=== WORK INSTRUCTIONS ===
Pick every line out of the entries below that has the string "DETECTOR", and copy it.

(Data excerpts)
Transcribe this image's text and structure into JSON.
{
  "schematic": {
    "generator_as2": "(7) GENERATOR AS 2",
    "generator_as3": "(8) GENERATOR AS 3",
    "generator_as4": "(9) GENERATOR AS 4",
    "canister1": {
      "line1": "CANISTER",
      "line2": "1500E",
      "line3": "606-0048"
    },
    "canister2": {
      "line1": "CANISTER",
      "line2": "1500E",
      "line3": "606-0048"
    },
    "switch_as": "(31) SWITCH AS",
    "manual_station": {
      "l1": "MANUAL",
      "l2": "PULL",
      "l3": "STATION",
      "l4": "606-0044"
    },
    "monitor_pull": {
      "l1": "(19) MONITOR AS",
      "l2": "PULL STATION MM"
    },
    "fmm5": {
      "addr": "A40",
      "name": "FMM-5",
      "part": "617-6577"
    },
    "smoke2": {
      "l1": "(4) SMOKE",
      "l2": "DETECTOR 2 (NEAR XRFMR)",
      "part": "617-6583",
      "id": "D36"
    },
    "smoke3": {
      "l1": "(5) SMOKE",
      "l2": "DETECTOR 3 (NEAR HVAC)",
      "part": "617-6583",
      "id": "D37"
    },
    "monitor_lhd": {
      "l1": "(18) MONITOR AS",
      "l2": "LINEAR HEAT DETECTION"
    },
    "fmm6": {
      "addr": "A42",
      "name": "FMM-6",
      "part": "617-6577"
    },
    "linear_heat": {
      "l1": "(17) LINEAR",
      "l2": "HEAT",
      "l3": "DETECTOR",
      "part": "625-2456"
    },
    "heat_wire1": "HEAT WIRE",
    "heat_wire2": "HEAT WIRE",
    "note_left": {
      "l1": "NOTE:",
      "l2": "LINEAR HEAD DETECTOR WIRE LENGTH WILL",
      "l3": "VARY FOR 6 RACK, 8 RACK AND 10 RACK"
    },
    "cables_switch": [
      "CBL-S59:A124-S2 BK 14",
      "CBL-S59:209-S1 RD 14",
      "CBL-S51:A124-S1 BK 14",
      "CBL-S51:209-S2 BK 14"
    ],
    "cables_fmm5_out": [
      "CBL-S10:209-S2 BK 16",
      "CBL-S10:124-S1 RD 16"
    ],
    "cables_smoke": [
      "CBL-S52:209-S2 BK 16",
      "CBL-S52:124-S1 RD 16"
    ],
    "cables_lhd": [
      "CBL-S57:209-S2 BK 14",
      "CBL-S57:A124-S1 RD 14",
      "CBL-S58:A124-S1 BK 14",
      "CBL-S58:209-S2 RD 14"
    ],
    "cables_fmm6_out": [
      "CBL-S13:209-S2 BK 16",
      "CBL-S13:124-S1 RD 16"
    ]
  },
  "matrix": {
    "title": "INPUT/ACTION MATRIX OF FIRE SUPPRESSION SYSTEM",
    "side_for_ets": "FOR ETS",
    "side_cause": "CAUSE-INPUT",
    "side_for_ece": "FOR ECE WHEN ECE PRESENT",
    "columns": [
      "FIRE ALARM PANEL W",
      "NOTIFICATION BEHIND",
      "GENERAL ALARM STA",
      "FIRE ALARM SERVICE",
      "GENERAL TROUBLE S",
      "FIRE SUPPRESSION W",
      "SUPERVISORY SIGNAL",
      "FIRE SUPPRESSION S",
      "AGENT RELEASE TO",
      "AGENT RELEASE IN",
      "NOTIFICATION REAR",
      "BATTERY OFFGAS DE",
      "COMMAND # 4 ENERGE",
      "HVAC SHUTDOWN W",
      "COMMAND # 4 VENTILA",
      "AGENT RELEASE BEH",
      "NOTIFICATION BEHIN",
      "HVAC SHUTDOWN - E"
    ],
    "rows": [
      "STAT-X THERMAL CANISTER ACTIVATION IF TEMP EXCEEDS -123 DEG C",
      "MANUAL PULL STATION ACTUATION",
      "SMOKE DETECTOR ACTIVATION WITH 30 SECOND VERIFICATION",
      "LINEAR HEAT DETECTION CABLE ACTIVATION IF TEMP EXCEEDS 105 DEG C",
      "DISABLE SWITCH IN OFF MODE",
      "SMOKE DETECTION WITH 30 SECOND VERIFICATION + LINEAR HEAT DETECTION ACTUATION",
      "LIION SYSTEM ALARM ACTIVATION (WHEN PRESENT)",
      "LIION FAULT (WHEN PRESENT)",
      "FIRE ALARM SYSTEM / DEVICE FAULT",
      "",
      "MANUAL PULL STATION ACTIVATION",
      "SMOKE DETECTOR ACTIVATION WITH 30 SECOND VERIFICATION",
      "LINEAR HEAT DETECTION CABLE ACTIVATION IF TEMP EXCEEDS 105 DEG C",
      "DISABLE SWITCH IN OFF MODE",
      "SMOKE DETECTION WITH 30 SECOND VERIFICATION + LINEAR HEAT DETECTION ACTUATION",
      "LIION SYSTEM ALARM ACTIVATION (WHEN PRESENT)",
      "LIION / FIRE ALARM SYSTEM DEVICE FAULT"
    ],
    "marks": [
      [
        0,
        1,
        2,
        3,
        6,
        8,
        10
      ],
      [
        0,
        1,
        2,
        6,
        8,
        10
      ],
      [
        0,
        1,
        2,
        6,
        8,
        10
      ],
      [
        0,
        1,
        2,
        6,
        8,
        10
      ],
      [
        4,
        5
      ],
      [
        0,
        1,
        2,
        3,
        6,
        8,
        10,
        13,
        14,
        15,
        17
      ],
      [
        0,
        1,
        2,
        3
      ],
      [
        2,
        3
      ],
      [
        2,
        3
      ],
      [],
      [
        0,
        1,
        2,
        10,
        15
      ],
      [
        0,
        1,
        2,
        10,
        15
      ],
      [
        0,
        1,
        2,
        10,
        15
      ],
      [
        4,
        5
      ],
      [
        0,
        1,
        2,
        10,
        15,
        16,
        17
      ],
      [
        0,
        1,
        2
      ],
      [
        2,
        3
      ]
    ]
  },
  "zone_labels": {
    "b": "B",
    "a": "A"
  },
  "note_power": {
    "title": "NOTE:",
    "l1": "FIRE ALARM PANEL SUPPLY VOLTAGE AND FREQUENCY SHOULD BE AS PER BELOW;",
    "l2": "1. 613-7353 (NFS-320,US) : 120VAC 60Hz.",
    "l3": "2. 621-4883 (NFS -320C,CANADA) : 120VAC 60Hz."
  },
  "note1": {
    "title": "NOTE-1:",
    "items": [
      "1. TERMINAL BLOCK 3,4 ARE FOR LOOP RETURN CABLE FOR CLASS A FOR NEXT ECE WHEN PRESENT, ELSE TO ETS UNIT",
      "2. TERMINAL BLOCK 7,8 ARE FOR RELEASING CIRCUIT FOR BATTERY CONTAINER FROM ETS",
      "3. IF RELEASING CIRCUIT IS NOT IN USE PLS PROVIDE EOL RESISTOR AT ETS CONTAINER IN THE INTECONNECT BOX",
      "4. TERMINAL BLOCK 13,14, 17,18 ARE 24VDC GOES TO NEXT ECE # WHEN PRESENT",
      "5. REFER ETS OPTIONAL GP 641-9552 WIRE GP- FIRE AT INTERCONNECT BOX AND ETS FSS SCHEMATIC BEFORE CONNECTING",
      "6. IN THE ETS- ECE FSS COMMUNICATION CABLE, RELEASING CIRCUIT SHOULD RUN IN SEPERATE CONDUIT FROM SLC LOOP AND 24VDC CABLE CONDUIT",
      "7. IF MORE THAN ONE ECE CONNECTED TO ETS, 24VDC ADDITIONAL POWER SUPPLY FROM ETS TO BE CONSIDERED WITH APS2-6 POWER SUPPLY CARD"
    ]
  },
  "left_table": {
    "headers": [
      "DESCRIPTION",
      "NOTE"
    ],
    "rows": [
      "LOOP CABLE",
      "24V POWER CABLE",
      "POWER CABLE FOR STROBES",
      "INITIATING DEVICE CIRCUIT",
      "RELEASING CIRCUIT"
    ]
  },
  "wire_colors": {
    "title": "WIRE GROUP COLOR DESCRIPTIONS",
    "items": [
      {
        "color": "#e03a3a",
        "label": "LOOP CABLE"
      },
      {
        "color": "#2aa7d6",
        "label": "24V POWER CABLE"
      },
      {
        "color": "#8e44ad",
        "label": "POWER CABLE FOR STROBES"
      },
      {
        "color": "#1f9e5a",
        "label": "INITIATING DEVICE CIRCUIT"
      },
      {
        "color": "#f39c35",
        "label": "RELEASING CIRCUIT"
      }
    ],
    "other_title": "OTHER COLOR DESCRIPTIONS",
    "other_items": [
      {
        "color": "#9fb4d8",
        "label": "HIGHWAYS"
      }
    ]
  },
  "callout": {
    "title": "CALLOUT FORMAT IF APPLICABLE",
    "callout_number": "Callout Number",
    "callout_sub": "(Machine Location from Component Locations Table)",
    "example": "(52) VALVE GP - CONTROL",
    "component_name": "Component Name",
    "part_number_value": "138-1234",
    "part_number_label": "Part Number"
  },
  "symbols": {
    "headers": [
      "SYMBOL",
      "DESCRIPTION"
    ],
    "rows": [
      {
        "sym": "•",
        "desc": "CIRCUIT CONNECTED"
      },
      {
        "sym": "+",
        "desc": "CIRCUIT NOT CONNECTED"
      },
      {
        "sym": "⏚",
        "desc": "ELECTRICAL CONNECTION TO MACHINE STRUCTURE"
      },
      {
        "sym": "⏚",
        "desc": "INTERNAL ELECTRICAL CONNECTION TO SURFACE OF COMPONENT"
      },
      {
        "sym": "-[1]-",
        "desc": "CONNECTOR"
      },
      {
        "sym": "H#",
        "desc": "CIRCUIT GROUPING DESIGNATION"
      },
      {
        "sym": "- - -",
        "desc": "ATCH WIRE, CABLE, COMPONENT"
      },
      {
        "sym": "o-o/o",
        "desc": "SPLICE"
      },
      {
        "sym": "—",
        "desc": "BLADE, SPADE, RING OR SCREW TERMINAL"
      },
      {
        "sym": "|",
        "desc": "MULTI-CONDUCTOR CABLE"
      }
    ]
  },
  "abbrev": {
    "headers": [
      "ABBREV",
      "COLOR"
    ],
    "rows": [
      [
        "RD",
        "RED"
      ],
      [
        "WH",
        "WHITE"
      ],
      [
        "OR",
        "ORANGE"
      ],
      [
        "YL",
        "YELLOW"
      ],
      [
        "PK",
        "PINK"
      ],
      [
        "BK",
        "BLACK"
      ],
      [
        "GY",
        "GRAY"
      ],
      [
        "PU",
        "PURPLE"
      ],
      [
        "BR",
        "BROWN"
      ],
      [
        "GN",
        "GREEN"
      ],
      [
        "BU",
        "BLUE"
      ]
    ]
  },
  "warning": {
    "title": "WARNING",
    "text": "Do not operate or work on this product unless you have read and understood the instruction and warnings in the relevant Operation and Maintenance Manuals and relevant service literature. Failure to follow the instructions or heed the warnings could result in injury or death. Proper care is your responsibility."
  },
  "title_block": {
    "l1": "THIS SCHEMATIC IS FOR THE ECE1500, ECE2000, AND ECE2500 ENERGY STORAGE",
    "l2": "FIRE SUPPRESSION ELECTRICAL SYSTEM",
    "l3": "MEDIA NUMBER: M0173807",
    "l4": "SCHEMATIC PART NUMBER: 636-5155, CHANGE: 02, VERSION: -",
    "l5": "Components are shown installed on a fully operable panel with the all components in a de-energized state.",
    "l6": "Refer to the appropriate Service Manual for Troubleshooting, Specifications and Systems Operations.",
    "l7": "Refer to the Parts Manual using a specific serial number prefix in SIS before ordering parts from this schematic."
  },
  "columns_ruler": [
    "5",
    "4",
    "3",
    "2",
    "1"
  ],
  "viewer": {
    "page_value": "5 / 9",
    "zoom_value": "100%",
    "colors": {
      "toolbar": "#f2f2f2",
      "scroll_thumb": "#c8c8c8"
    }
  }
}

=== OUTPUT OF THE TASK ===
      "l2": "DETECTOR 2 (NEAR XRFMR)",
      "l2": "DETECTOR 3 (NEAR HVAC)",
      "l3": "DETECTOR",
      "l2": "LINEAR HEAD DETECTOR WIRE LENGTH WILL",
      "SMOKE DETECTOR ACTIVATION WITH 30 SECOND VERIFICATION",
      "SMOKE DETECTOR ACTIVATION WITH 30 SECOND VERIFICATION",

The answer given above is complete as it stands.